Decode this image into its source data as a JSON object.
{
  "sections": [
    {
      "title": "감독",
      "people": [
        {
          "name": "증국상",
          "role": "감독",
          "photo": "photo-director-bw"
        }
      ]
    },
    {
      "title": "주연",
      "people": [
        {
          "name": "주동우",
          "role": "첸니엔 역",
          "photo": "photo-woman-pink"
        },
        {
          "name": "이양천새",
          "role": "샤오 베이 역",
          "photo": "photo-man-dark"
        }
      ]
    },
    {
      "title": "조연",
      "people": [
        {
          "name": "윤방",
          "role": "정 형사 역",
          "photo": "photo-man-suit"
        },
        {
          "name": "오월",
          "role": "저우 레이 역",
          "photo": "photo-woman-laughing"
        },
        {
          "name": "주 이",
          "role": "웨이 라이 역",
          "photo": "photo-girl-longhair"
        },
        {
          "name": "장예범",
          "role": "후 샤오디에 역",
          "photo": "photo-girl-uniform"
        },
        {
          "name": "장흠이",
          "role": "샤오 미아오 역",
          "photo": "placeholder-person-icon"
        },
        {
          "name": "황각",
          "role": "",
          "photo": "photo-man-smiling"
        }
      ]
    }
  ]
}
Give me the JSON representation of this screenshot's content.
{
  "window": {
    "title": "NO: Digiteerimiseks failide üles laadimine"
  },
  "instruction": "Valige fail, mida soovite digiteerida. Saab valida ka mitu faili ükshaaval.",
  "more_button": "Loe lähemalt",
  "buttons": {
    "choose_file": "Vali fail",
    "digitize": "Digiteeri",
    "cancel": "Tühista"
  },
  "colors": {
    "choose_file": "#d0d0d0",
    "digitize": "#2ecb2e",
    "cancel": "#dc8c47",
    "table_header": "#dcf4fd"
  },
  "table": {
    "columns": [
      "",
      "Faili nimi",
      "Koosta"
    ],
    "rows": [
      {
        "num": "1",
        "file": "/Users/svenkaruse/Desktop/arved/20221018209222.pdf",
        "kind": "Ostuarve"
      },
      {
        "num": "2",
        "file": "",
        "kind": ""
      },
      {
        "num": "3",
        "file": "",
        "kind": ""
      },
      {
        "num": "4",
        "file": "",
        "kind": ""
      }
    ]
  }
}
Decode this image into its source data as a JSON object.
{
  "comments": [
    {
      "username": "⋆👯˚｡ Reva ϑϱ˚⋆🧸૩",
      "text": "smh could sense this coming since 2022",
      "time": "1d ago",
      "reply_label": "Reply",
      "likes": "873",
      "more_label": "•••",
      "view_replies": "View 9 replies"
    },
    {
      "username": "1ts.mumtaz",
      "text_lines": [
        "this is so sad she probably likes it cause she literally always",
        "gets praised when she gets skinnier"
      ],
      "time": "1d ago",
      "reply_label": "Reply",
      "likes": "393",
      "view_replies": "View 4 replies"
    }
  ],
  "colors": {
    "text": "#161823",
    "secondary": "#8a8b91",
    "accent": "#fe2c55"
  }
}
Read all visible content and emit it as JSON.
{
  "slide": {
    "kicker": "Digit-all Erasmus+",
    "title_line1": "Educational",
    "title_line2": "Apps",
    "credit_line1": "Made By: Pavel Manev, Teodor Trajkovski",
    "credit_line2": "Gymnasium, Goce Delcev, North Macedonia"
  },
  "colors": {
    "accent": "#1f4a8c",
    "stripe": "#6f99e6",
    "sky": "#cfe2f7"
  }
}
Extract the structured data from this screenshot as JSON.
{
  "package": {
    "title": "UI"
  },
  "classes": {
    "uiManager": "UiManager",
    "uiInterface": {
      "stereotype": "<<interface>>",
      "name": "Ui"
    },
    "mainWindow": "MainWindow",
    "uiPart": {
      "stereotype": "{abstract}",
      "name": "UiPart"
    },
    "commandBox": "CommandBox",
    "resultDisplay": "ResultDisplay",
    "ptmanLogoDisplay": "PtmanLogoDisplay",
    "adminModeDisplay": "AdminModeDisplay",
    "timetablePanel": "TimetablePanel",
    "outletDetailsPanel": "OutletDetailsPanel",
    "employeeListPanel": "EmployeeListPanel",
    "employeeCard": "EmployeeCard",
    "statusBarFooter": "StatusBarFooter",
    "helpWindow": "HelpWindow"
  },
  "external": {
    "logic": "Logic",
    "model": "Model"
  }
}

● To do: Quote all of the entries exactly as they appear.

● Solution to the exercise:
Decode this image into its source data as a JSON object.
{
  "sections": [
    {
      "title": "감독",
      "people": [
        {
          "name": "증국상",
          "role": "감독",
          "photo": "photo-director-bw"
        }
      ]
    },
    {
      "title": "주연",
      "people": [
        {
          "name": "주동우",
          "role": "첸니엔 역",
          "photo": "photo-woman-pink"
        },
        {
          "name": "이양천새",
          "role": "샤오 베이 역",
          "photo": "photo-man-dark"
        }
      ]
    },
    {
      "title": "조연",
      "people": [
        {
          "name": "윤방",
          "role": "정 형사 역",
          "photo": "photo-man-suit"
        },
        {
          "name": "오월",
          "role": "저우 레이 역",
          "photo": "photo-woman-laughing"
        },
        {
          "name": "주 이",
          "role": "웨이 라이 역",
          "photo": "photo-girl-longhair"
        },
        {
          "name": "장예범",
          "role": "후 샤오디에 역",
          "photo": "photo-girl-uniform"
        },
        {
          "name": "장흠이",
          "role": "샤오 미아오 역",
          "photo": "placeholder-person-icon"
        },
        {
          "name": "황각",
          "role": "",
          "photo": "photo-man-smiling"
        }
      ]
    }
  ]
}
Give me the JSON representation of this screenshot's content.
{
  "window": {
    "title": "NO: Digiteerimiseks failide üles laadimine"
  },
  "instruction": "Valige fail, mida soovite digiteerida. Saab valida ka mitu faili ükshaaval.",
  "more_button": "Loe lähemalt",
  "buttons": {
    "choose_file": "Vali fail",
    "digitize": "Digiteeri",
    "cancel": "Tühista"
  },
  "colors": {
    "choose_file": "#d0d0d0",
    "digitize": "#2ecb2e",
    "cancel": "#dc8c47",
    "table_header": "#dcf4fd"
  },
  "table": {
    "columns": [
      "",
      "Faili nimi",
      "Koosta"
    ],
    "rows": [
      {
        "num": "1",
        "file": "/Users/svenkaruse/Desktop/arved/20221018209222.pdf",
        "kind": "Ostuarve"
      },
      {
        "num": "2",
        "file": "",
        "kind": ""
      },
      {
        "num": "3",
        "file": "",
        "kind": ""
      },
      {
        "num": "4",
        "file": "",
        "kind": ""
      }
    ]
  }
}
Decode this image into its source data as a JSON object.
{
  "comments": [
    {
      "username": "⋆👯˚｡ Reva ϑϱ˚⋆🧸૩",
      "text": "smh could sense this coming since 2022",
      "time": "1d ago",
      "reply_label": "Reply",
      "likes": "873",
      "more_label": "•••",
      "view_replies": "View 9 replies"
    },
    {
      "username": "1ts.mumtaz",
      "text_lines": [
        "this is so sad she probably likes it cause she literally always",
        "gets praised when she gets skinnier"
      ],
      "time": "1d ago",
      "reply_label": "Reply",
      "likes": "393",
      "view_replies": "View 4 replies"
    }
  ],
  "colors": {
    "text": "#161823",
    "secondary": "#8a8b91",
    "accent": "#fe2c55"
  }
}
Read all visible content and emit it as JSON.
{
  "slide": {
    "kicker": "Digit-all Erasmus+",
    "title_line1": "Educational",
    "title_line2": "Apps",
    "credit_line1": "Made By: Pavel Manev, Teodor Trajkovski",
    "credit_line2": "Gymnasium, Goce Delcev, North Macedonia"
  },
  "colors": {
    "accent": "#1f4a8c",
    "stripe": "#6f99e6",
    "sky": "#cfe2f7"
  }
}
Extract the structured data from this screenshot as JSON.
{
  "package": {
    "title": "UI"
  },
  "classes": {
    "uiManager": "UiManager",
    "uiInterface": {
      "stereotype": "<<interface>>",
      "name": "Ui"
    },
    "mainWindow": "MainWindow",
    "uiPart": {
      "stereotype": "{abstract}",
      "name": "UiPart"
    },
    "commandBox": "CommandBox",
    "resultDisplay": "ResultDisplay",
    "ptmanLogoDisplay": "PtmanLogoDisplay",
    "adminModeDisplay": "AdminModeDisplay",
    "timetablePanel": "TimetablePanel",
    "outletDetailsPanel": "OutletDetailsPanel",
    "employeeListPanel": "EmployeeListPanel",
    "employeeCard": "EmployeeCard",
    "statusBarFooter": "StatusBarFooter",
    "helpWindow": "HelpWindow"
  },
  "external": {
    "logic": "Logic",
    "model": "Model"
  }
}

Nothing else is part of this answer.